_Dataset records_
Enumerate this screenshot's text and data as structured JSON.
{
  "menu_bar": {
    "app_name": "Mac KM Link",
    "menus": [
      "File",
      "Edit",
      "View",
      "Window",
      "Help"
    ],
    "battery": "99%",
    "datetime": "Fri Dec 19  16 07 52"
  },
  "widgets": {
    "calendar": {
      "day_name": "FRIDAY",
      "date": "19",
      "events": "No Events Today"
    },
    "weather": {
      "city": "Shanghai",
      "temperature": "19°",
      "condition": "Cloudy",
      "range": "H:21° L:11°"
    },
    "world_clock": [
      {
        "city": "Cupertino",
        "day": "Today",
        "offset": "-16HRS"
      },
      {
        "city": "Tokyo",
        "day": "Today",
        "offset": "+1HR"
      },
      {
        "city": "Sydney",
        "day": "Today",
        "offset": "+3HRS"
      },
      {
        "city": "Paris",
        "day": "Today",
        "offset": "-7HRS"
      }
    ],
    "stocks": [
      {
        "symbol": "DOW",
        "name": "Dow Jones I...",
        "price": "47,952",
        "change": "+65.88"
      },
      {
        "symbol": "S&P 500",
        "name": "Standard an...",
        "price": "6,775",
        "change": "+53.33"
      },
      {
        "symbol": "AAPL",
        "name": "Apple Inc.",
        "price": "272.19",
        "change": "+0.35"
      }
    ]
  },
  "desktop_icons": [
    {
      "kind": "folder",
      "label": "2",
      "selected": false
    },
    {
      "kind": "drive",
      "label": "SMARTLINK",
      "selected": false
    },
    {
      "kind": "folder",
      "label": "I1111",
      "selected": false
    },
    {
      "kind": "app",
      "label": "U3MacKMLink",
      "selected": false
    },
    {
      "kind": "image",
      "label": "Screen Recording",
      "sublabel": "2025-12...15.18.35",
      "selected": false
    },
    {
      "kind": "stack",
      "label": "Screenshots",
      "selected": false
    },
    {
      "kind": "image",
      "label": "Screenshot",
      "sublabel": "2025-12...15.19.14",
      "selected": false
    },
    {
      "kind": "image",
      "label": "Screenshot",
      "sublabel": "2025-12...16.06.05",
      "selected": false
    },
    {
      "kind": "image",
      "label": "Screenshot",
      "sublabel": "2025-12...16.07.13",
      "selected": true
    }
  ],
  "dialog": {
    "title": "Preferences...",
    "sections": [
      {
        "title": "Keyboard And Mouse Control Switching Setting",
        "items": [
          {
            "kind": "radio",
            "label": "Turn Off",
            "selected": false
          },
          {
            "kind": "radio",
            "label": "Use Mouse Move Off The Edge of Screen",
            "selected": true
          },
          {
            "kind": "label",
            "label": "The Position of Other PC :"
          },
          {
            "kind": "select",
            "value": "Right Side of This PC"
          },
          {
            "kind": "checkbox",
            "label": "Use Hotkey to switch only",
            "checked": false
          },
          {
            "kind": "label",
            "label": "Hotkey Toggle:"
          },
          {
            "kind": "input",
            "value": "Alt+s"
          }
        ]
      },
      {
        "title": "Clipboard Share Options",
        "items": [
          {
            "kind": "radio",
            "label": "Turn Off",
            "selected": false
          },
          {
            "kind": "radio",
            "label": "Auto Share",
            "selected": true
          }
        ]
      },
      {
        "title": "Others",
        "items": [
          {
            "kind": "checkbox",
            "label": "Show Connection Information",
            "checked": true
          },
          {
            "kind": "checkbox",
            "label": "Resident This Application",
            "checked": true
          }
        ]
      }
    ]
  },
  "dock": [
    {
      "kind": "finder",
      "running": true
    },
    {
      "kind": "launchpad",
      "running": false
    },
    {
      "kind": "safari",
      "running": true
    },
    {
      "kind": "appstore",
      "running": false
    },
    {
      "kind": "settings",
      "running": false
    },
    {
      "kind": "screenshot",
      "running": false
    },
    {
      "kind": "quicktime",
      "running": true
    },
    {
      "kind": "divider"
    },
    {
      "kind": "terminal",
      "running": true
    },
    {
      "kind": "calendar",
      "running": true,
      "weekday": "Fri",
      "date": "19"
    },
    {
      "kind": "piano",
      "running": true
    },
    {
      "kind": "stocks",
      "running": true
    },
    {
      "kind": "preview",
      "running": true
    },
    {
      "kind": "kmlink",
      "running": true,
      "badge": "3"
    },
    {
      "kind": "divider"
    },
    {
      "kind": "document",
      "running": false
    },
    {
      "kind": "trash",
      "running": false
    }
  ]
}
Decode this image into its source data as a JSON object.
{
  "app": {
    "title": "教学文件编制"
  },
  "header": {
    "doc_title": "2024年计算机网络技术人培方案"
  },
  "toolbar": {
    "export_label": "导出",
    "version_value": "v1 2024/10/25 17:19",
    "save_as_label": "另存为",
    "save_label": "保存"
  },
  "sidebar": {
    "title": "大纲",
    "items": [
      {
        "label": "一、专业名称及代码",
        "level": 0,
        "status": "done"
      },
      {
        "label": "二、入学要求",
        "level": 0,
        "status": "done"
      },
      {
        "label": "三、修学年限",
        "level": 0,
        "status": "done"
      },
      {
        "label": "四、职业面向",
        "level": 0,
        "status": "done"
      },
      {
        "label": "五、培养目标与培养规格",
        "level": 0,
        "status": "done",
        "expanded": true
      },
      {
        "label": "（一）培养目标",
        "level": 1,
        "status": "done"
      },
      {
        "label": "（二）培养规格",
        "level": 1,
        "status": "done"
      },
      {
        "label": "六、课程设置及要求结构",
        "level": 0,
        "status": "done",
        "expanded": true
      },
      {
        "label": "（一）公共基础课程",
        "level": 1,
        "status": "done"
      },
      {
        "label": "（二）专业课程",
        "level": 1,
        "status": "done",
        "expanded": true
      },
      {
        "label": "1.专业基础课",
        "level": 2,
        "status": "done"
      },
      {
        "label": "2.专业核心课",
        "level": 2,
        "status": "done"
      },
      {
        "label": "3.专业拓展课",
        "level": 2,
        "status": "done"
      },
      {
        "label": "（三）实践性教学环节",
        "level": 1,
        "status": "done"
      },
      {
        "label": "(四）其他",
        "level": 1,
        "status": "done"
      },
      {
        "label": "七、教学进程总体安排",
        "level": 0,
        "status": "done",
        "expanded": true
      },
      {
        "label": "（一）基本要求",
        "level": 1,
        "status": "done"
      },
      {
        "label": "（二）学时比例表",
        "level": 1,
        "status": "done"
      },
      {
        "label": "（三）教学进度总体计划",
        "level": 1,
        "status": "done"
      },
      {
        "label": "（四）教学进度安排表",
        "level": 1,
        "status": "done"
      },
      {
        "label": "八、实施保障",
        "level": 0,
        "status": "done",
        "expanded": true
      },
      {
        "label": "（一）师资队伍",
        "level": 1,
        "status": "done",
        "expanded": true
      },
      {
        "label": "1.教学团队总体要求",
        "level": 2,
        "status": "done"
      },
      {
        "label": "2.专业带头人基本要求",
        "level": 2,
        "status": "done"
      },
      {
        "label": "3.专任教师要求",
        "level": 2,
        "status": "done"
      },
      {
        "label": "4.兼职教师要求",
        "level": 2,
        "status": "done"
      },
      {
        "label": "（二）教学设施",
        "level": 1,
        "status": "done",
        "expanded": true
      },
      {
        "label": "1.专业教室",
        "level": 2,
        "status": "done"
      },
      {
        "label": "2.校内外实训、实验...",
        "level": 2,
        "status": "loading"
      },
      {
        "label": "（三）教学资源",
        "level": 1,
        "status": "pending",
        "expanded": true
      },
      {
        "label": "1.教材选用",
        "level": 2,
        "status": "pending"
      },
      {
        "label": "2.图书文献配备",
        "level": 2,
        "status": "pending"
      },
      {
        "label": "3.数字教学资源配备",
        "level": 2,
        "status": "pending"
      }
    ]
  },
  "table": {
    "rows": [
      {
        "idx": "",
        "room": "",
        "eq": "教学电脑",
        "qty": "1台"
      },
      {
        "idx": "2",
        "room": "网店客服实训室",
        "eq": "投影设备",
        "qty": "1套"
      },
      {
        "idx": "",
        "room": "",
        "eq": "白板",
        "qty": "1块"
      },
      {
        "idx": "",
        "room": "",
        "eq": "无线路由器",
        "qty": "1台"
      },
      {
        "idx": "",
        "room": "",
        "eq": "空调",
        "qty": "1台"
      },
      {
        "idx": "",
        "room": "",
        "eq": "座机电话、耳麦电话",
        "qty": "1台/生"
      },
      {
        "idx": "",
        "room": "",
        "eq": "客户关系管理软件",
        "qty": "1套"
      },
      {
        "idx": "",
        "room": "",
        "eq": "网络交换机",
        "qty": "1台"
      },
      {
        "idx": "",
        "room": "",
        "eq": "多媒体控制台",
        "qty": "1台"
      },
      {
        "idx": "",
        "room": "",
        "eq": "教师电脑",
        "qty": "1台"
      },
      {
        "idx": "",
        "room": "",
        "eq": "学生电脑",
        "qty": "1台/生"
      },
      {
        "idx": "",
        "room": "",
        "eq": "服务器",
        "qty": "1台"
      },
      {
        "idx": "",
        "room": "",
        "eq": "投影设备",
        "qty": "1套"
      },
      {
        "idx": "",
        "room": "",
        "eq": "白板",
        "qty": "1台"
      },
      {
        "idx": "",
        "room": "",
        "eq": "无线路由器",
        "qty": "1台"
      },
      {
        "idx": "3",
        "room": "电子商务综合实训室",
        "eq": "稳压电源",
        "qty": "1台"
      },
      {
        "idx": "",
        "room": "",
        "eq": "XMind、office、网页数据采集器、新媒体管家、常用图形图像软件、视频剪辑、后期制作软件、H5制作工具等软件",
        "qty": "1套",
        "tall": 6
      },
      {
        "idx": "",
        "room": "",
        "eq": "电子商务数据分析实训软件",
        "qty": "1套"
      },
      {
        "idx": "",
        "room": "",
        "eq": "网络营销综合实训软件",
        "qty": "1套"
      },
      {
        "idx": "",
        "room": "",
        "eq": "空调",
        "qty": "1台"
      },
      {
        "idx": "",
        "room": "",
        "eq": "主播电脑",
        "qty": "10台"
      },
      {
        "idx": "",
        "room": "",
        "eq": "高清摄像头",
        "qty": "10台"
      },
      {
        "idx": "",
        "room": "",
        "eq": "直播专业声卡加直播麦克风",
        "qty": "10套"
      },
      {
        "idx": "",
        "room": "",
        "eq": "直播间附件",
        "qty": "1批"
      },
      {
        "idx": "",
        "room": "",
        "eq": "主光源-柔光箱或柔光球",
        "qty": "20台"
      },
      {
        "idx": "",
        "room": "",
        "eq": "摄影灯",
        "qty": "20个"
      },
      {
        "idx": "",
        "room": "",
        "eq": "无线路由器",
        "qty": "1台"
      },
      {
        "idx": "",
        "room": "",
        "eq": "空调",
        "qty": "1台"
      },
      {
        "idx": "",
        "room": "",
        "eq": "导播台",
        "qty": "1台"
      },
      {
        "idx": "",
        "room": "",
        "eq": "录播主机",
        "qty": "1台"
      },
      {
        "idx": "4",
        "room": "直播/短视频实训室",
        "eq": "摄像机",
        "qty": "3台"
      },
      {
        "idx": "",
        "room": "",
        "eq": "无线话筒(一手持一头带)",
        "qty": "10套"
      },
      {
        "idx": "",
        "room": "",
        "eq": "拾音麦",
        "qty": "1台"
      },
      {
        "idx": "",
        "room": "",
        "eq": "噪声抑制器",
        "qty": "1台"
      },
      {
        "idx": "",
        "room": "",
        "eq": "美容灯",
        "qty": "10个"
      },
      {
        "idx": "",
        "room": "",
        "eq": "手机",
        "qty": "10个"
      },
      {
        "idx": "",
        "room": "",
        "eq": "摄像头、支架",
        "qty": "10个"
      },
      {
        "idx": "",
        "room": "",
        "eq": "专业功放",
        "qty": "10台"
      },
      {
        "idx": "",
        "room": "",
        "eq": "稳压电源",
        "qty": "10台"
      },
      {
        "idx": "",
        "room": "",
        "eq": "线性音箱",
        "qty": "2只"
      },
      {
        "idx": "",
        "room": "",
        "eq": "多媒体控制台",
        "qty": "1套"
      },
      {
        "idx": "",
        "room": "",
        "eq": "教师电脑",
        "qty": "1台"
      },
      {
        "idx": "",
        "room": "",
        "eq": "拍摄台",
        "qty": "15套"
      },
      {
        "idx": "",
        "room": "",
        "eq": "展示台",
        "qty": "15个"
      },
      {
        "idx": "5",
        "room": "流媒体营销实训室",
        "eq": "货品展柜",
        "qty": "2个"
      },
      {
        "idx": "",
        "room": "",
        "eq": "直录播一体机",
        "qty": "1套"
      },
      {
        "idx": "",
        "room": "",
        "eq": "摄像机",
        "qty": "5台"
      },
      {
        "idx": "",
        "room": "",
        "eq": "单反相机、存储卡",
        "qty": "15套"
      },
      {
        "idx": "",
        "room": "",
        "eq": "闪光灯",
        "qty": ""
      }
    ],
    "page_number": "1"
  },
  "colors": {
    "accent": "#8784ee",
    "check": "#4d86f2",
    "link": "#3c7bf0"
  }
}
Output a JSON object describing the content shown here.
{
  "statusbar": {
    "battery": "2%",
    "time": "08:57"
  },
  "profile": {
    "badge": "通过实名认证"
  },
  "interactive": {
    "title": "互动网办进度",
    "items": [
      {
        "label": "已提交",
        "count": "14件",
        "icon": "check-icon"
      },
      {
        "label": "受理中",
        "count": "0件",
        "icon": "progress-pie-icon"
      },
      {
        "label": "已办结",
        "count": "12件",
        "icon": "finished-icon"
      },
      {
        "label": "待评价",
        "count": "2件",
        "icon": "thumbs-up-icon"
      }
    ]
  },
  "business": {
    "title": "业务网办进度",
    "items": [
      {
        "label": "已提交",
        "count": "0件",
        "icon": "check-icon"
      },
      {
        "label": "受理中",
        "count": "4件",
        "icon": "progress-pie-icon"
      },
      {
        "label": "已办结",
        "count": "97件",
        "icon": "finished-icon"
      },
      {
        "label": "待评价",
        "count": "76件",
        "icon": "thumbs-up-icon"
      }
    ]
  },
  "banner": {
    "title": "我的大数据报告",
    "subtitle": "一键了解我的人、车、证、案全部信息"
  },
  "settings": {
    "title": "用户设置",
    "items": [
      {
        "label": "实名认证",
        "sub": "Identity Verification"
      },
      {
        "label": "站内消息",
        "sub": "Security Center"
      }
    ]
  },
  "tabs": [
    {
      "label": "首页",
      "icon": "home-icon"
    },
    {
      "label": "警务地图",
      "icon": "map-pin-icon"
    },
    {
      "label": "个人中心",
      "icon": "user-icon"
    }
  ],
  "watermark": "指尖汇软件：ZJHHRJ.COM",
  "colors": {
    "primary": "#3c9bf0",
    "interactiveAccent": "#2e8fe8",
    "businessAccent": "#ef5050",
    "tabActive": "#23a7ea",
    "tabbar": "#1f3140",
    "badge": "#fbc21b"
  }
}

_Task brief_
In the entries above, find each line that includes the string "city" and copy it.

_Solution to this task_
      "city": "Shanghai",
        "city": "Cupertino",
        "city": "Tokyo",
        "city": "Sydney",
        "city": "Paris",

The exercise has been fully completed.